Arts & Culture
Making the Yuletide Gay, Or Lesbian, Or Trans
Published: December 4, 2013
Mourning the loss of someone who is still here—but is changed—is as difficult as mourning someone who is lost completely.”
Farris’ son, Mark, adds, “The hardest thing for allies of people who transition is the fallout from family members. Lauryn’s birth family has alienated not just her, but myself, my wife Danielle and our three-month-old son, Austin. We stand with Lauryn, of course, but we’re caught in the not-so-friendly fire.”
Danielle has reached out to Lauryn’s sister, this being Austin’s first-ever Christmas, but thus far has not received a response.
Importantly, there are resources available. Jennifer Boylan of Colby College in Maine offers a free service called the December Project, through which a trained volunteer will call a transgender person during the holidays to talk and, hopefully, raise their spirits. More information about this non-crisis service can be found at jenniferboylan.net
Lastly, I’d be remiss if I didn’t acknowledge the impact of lost loved ones during this time of year. It’s something we all face in one form or another, and within the LGBT community, it can still be difficult for people to find comfort for their grief. Darwin Huartson of VITAS Hospice and board member of Pride Center San Antonio explains, “Holidays become a collision of emotions—reconciling happy and sad. It’s important to find ways to claim our loss and not [allow] the loss to claim us.”

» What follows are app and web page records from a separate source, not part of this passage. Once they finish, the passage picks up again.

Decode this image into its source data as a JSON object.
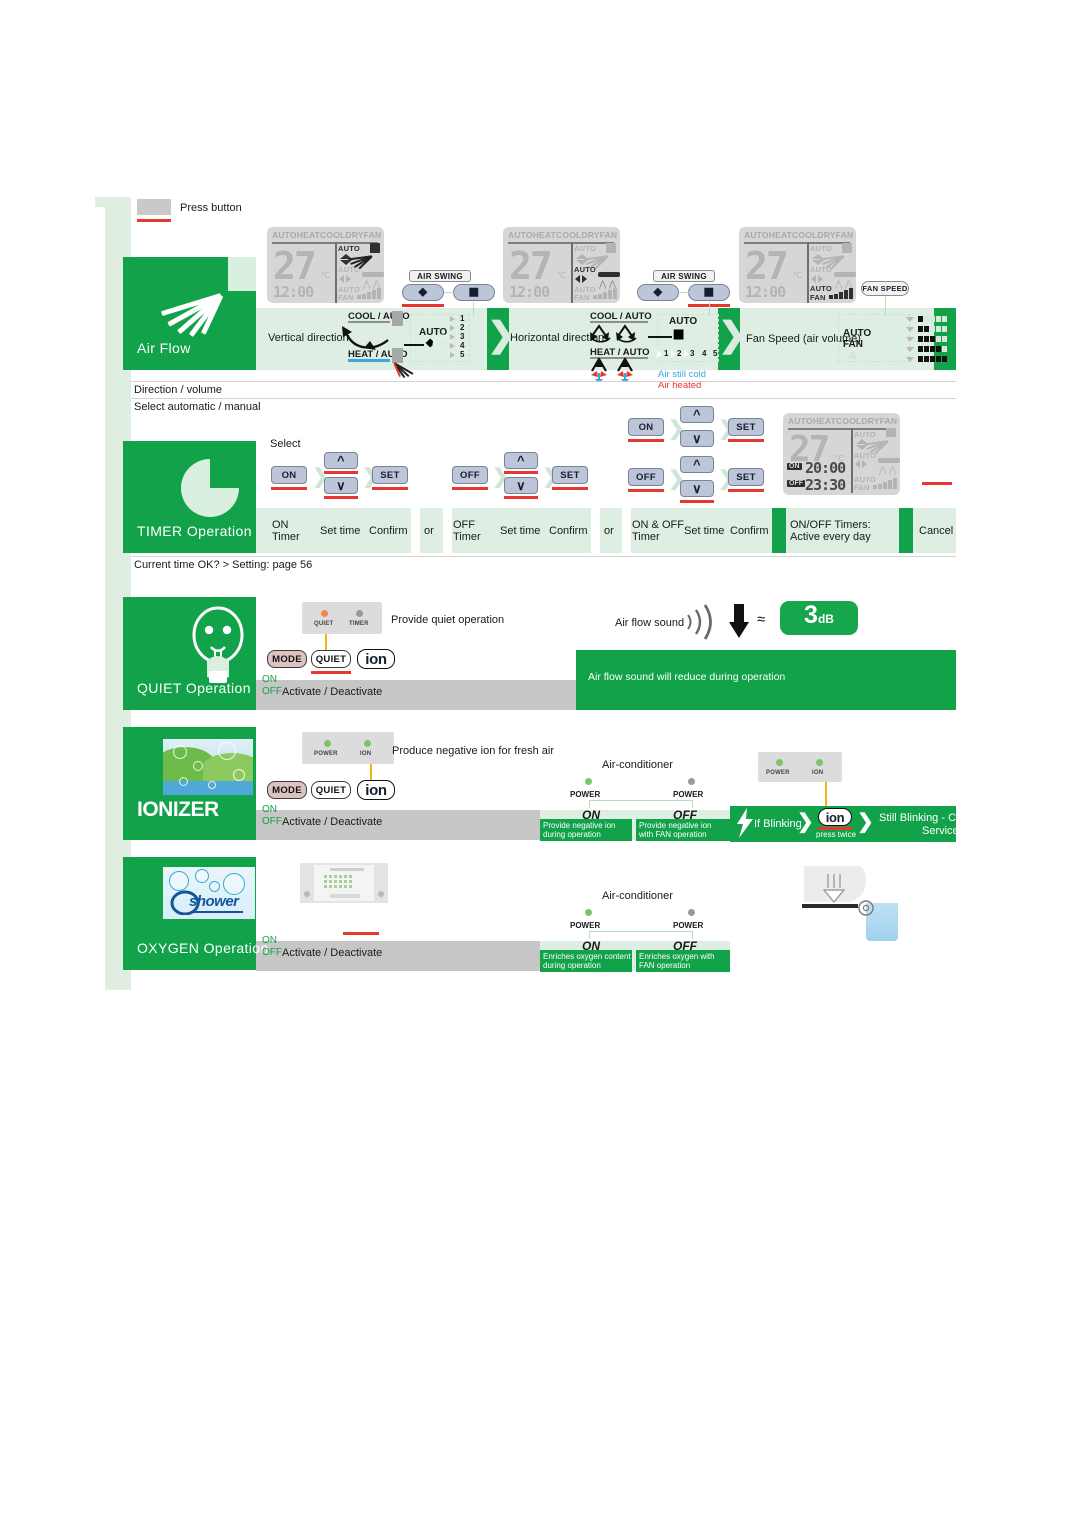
{
  "legend": {
    "press_button": "Press button"
  },
  "sections": [
    {
      "id": "air-flow",
      "title": "Air  Flow",
      "footnotes": [
        "Direction / volume",
        "Select automatic / manual"
      ],
      "columns": [
        {
          "caption": "Vertical direction",
          "button_group": "AIR SWING",
          "mode_labels": {
            "cool": "COOL / AUTO",
            "heat": "HEAT / AUTO"
          },
          "auto": "AUTO",
          "steps": [
            "1",
            "2",
            "3",
            "4",
            "5"
          ]
        },
        {
          "caption": "Horizontal direction",
          "button_group": "AIR SWING",
          "mode_labels": {
            "cool": "COOL / AUTO",
            "heat": "HEAT / AUTO"
          },
          "auto": "AUTO",
          "steps": [
            "1",
            "2",
            "3",
            "4",
            "5"
          ],
          "notes": {
            "cold": "Air still cold",
            "heat": "Air heated"
          }
        },
        {
          "caption": "Fan Speed (air volume)",
          "button_group": "FAN SPEED",
          "auto": "AUTO",
          "auto_fan": "AUTO\nFAN"
        }
      ],
      "lcd": {
        "modes": [
          "AUTO",
          "HEAT",
          "COOL",
          "DRY",
          "FAN"
        ],
        "temp": "27",
        "unit": "°C",
        "clock": "12:00",
        "auto_labels": [
          "AUTO",
          "AUTO",
          "AUTO"
        ],
        "fan_label": "FAN"
      }
    },
    {
      "id": "timer",
      "title": "TIMER Operation",
      "select_label": "Select",
      "footnote": "Current time OK?   > Setting: page 56",
      "flows": [
        {
          "buttons": [
            "ON",
            "^",
            "v",
            "SET"
          ],
          "labels": [
            "ON\nTimer",
            "Set time",
            "Confirm"
          ]
        },
        {
          "conj": "or"
        },
        {
          "buttons": [
            "OFF",
            "^",
            "v",
            "SET"
          ],
          "labels": [
            "OFF\nTimer",
            "Set time",
            "Confirm"
          ]
        },
        {
          "conj": "or"
        },
        {
          "buttons": [
            "ON",
            "^",
            "v",
            "SET",
            "OFF",
            "^",
            "v",
            "SET"
          ],
          "labels": [
            "ON & OFF\nTimer",
            "Set time",
            "Confirm"
          ]
        }
      ],
      "result_label": "ON/OFF Timers:\nActive every day",
      "cancel_label": "Cancel",
      "lcd": {
        "modes": [
          "AUTO",
          "HEAT",
          "COOL",
          "DRY",
          "FAN"
        ],
        "temp": "27",
        "unit": "°C",
        "on_tag": "ON",
        "on_time": "20:00",
        "off_tag": "OFF",
        "off_time": "23:30",
        "auto_labels": [
          "AUTO",
          "AUTO",
          "AUTO"
        ],
        "fan_label": "FAN"
      }
    },
    {
      "id": "quiet",
      "title": "QUIET Operation",
      "purpose": "Provide quiet operation",
      "leds": [
        {
          "name": "QUIET",
          "state": "on"
        },
        {
          "name": "TIMER",
          "state": "off"
        }
      ],
      "remote_buttons": [
        "MODE",
        "QUIET",
        "ion"
      ],
      "activate": "Activate / Deactivate",
      "onoff": {
        "on": "ON",
        "off": "OFF"
      },
      "sound_label": "Air flow sound",
      "badge": {
        "value": "3",
        "unit": "dB"
      },
      "result": "Air  flow  sound  will  reduce  during  operation"
    },
    {
      "id": "ionizer",
      "title": "IONIZER",
      "purpose": "Produce negative ion for fresh air",
      "leds": [
        {
          "name": "POWER",
          "state": "on"
        },
        {
          "name": "ION",
          "state": "on"
        }
      ],
      "remote_buttons": [
        "MODE",
        "QUIET",
        "ion"
      ],
      "activate": "Activate / Deactivate",
      "onoff": {
        "on": "ON",
        "off": "OFF"
      },
      "ac_label": "Air-conditioner",
      "ac_leds": [
        {
          "name": "POWER",
          "state": "on"
        },
        {
          "name": "POWER",
          "state": "off"
        }
      ],
      "states": [
        {
          "title": "ON",
          "desc": "Provide negative ion\nduring  operation"
        },
        {
          "title": "OFF",
          "desc": "Provide negative ion\nwith  FAN operation"
        }
      ],
      "trouble": {
        "leds": [
          {
            "name": "POWER",
            "state": "on"
          },
          {
            "name": "ION",
            "state": "on"
          }
        ],
        "step1": "If Blinking",
        "button": "ion",
        "button_note": "press  twice",
        "step2": "Still Blinking -  Call\nService"
      }
    },
    {
      "id": "oxygen",
      "title": "OXYGEN Operation",
      "brand": "shower",
      "brand_prefix": "O2",
      "activate": "Activate / Deactivate",
      "onoff": {
        "on": "ON",
        "off": "OFF"
      },
      "ac_label": "Air-conditioner",
      "ac_leds": [
        {
          "name": "POWER",
          "state": "on"
        },
        {
          "name": "POWER",
          "state": "off"
        }
      ],
      "states": [
        {
          "title": "ON",
          "desc": "Enriches oxygen content\nduring  operation"
        },
        {
          "title": "OFF",
          "desc": "Enriches  oxygen  with\nFAN operation"
        }
      ]
    }
  ],
  "colors": {
    "brand_green": "#12a24a",
    "pale_green": "#deeee2",
    "band_gray": "#c6c6c6",
    "underline_red": "#e8372e",
    "underline_blue": "#37a7e8",
    "led_orange": "#f08a4b",
    "led_green": "#7ec36a"
  }
}
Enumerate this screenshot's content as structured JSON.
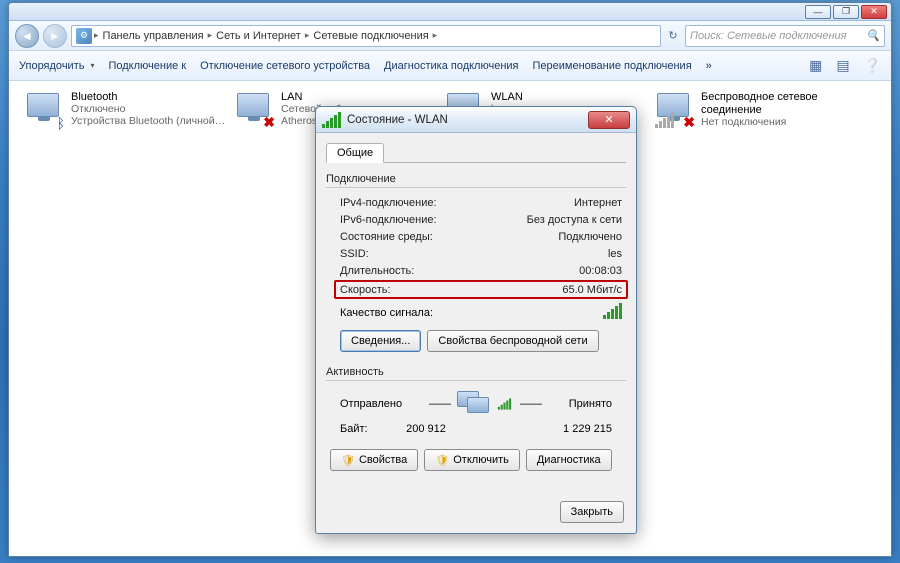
{
  "title_buttons": {
    "min": "—",
    "max": "❐",
    "close": "✕"
  },
  "breadcrumb": {
    "items": [
      "Панель управления",
      "Сеть и Интернет",
      "Сетевые подключения"
    ]
  },
  "search": {
    "placeholder": "Поиск: Сетевые подключения"
  },
  "toolbar": {
    "organize": "Упорядочить",
    "connect": "Подключение к",
    "disable": "Отключение сетевого устройства",
    "diagnose": "Диагностика подключения",
    "rename": "Переименование подключения",
    "more": "»"
  },
  "connections": [
    {
      "name": "Bluetooth",
      "status": "Отключено",
      "detail": "Устройства Bluetooth (личной с...",
      "overlay": "bt"
    },
    {
      "name": "LAN",
      "status": "Сетевой кабель не подключен",
      "detail": "Atheros",
      "overlay": "redx"
    },
    {
      "name": "WLAN",
      "status": "les",
      "detail": "",
      "overlay": "sig"
    },
    {
      "name": "Беспроводное сетевое соединение",
      "status": "Нет подключения",
      "detail": "",
      "overlay": "siggray",
      "twoLineName": true
    }
  ],
  "dialog": {
    "title": "Состояние - WLAN",
    "tab": "Общие",
    "group_conn": "Подключение",
    "rows": {
      "ipv4_l": "IPv4-подключение:",
      "ipv4_v": "Интернет",
      "ipv6_l": "IPv6-подключение:",
      "ipv6_v": "Без доступа к сети",
      "media_l": "Состояние среды:",
      "media_v": "Подключено",
      "ssid_l": "SSID:",
      "ssid_v": "les",
      "dur_l": "Длительность:",
      "dur_v": "00:08:03",
      "speed_l": "Скорость:",
      "speed_v": "65.0 Мбит/с",
      "sigq_l": "Качество сигнала:"
    },
    "btn_details": "Сведения...",
    "btn_wprops": "Свойства беспроводной сети",
    "group_act": "Активность",
    "sent": "Отправлено",
    "recv": "Принято",
    "bytes_l": "Байт:",
    "bytes_sent": "200 912",
    "bytes_recv": "1 229 215",
    "btn_props": "Свойства",
    "btn_disable": "Отключить",
    "btn_diag": "Диагностика",
    "btn_close": "Закрыть"
  }
}
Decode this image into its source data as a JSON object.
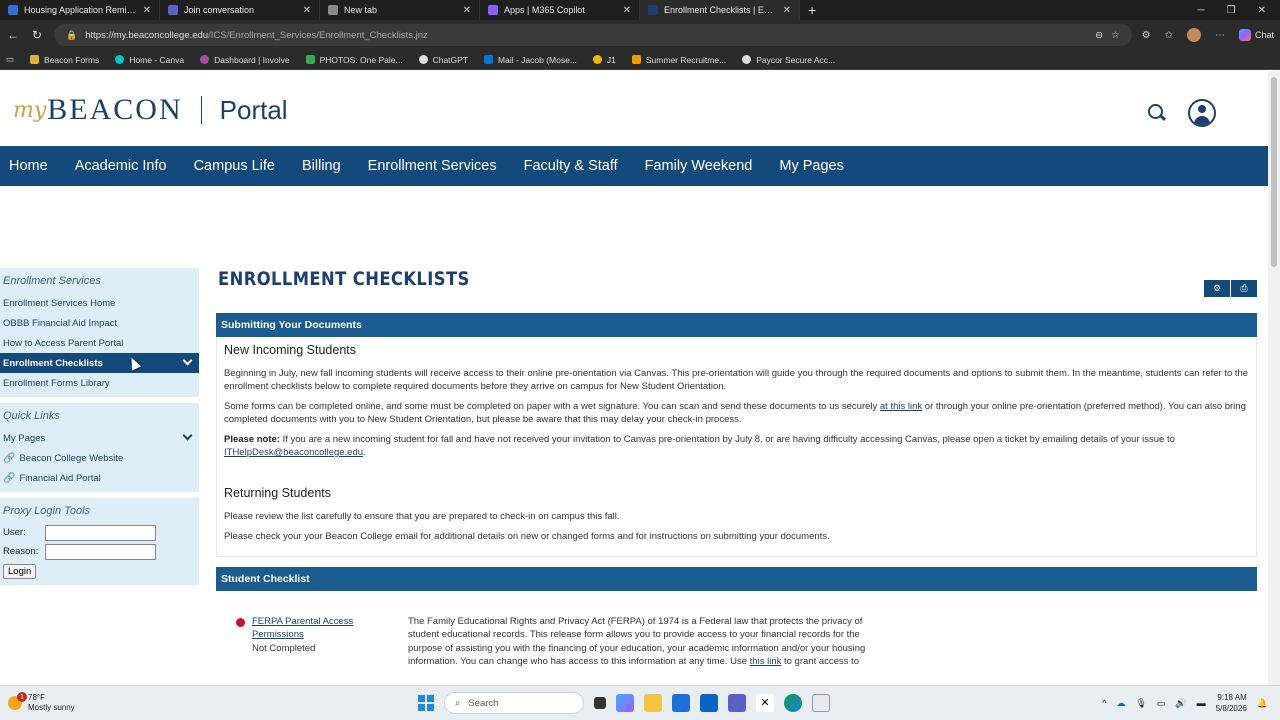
{
  "browser": {
    "tabs": [
      {
        "title": "Housing Application Reminder",
        "color": "#2f6fd6"
      },
      {
        "title": "Join conversation",
        "color": "#5b5fc7"
      },
      {
        "title": "New tab",
        "color": "#888888"
      },
      {
        "title": "Apps | M365 Copilot",
        "color": "#8a5cff"
      },
      {
        "title": "Enrollment Checklists | Enrollment",
        "color": "#1d3f6e"
      }
    ],
    "url_host": "https://my.beaconcollege.edu",
    "url_path": "/ICS/Enrollment_Services/Enrollment_Checklists.jnz",
    "chat_label": "Chat",
    "bookmarks": [
      {
        "label": "Beacon Forms",
        "color": "#e0b040"
      },
      {
        "label": "Home - Canva",
        "color": "#00c4cc"
      },
      {
        "label": "Dashboard | Involve",
        "color": "#a64ca6"
      },
      {
        "label": "PHOTOS: One Pale...",
        "color": "#34a853"
      },
      {
        "label": "ChatGPT",
        "color": "#dddddd"
      },
      {
        "label": "Mail - Jacob (Mose...",
        "color": "#0078d4"
      },
      {
        "label": "J1",
        "color": "#f4b400"
      },
      {
        "label": "Summer Recruitme...",
        "color": "#f29900"
      },
      {
        "label": "Paycor Secure Acc...",
        "color": "#dddddd"
      }
    ]
  },
  "site": {
    "logo_my": "my",
    "logo_beacon": "BEACON",
    "logo_portal": "Portal",
    "nav": [
      "Home",
      "Academic Info",
      "Campus Life",
      "Billing",
      "Enrollment Services",
      "Faculty & Staff",
      "Family Weekend",
      "My Pages"
    ]
  },
  "sidebar": {
    "section_title": "Enrollment Services",
    "items": [
      "Enrollment Services Home",
      "OBBB Financial Aid Impact",
      "How to Access Parent Portal",
      "Enrollment Checklists",
      "Enrollment Forms Library"
    ],
    "quick_links_title": "Quick Links",
    "quick_links": [
      "My Pages",
      "Beacon College Website",
      "Financial Aid Portal"
    ],
    "proxy_title": "Proxy Login Tools",
    "proxy_user_label": "User:",
    "proxy_reason_label": "Reason:",
    "proxy_user_value": "",
    "proxy_reason_value": "",
    "login_label": "Login"
  },
  "content": {
    "title": "ENROLLMENT CHECKLISTS",
    "submitting_header": "Submitting Your Documents",
    "new_students_heading": "New Incoming Students",
    "p1": "Beginning in July, new fall incoming students will receive access to their online pre-orientation via Canvas. This pre-orientation will guide you through the required documents and options to submit them. In the meantime, students can refer to the enrollment checklists below to complete required documents before they arrive on campus for New Student Orientation.",
    "p2_a": "Some forms can be completed online, and some must be completed on paper with a wet signature. You can scan and send these documents to us securely ",
    "p2_link": "at this link",
    "p2_b": " or through your online pre-orientation (preferred method). You can also bring completed documents with you to New Student Orientation, but please be aware that this may delay your check-in process.",
    "p3_bold": "Please note:",
    "p3_text": " If you are a new incoming student for fall and have not received your invitation to Canvas pre-orientation by July 8, or are having difficulty accessing Canvas, please open a ticket by emailing details of your issue to ",
    "p3_link": "ITHelpDesk@beaconcollege.edu",
    "p3_end": ".",
    "returning_heading": "Returning Students",
    "r1": "Please review the list carefully to ensure that you are prepared to check-in on campus this fall.",
    "r2": "Please check your your Beacon College email for additional details on new or changed forms and for instructions on submitting your documents.",
    "checklist_header": "Student Checklist",
    "item_title": "FERPA Parental Access Permissions",
    "item_status": "Not Completed",
    "item_desc_a": "The Family Educational Rights and Privacy Act (FERPA) of 1974 is a Federal law that protects the privacy of student educational records. This release form allows you to provide access to your financial records for the purpose of assisting you with the financing of your education, your academic information and/or your housing information. You can change who has access to this information at any time. Use ",
    "item_desc_link": "this link",
    "item_desc_b": " to grant access to"
  },
  "taskbar": {
    "temp": "78°F",
    "weather": "Mostly sunny",
    "badge": "1",
    "search_placeholder": "Search",
    "time": "9:18 AM",
    "date": "5/8/2026"
  }
}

Huartson, who has himself experienced the recent loss of a partner, is conducting an LGBT Grief in the Holidays workshop on Saturday, December 7 at 10 a.m. at the Deco Building at 1800 Fredericksburg Rd. “Workshops offer the opportunity to find a safe space to create a plan among others in a similar situation. LGBT people can feel disenfranchised by their grief, and times are hard enough as it is. No one wants to be a victim of the holidays.” For more information on the Grief Workshop, please email pridecentersa (at) gmail.com.
Below is this month’s “I Am” statement. Send your own 100-word statement to currentlyrichard (at) gmail.com for publication in future “Just Happens to Be LGBT” columns.
I am a filmmaker and activist. I am a native of San Antonio and have lived here all but two years of my life. I have recently become a father, and am a very happy parent. I love the fact that my son will grow up in the same town I grew up in, but with a fully inclusive NDO to protect his grandmother and those like her. I graduated from TCU, and am currently working in the local film community. I am very close to my family, both blood and chosen. I am first an activist, the silent A (ally) in the alphabet. Secondly, I am a son of a T (transgender).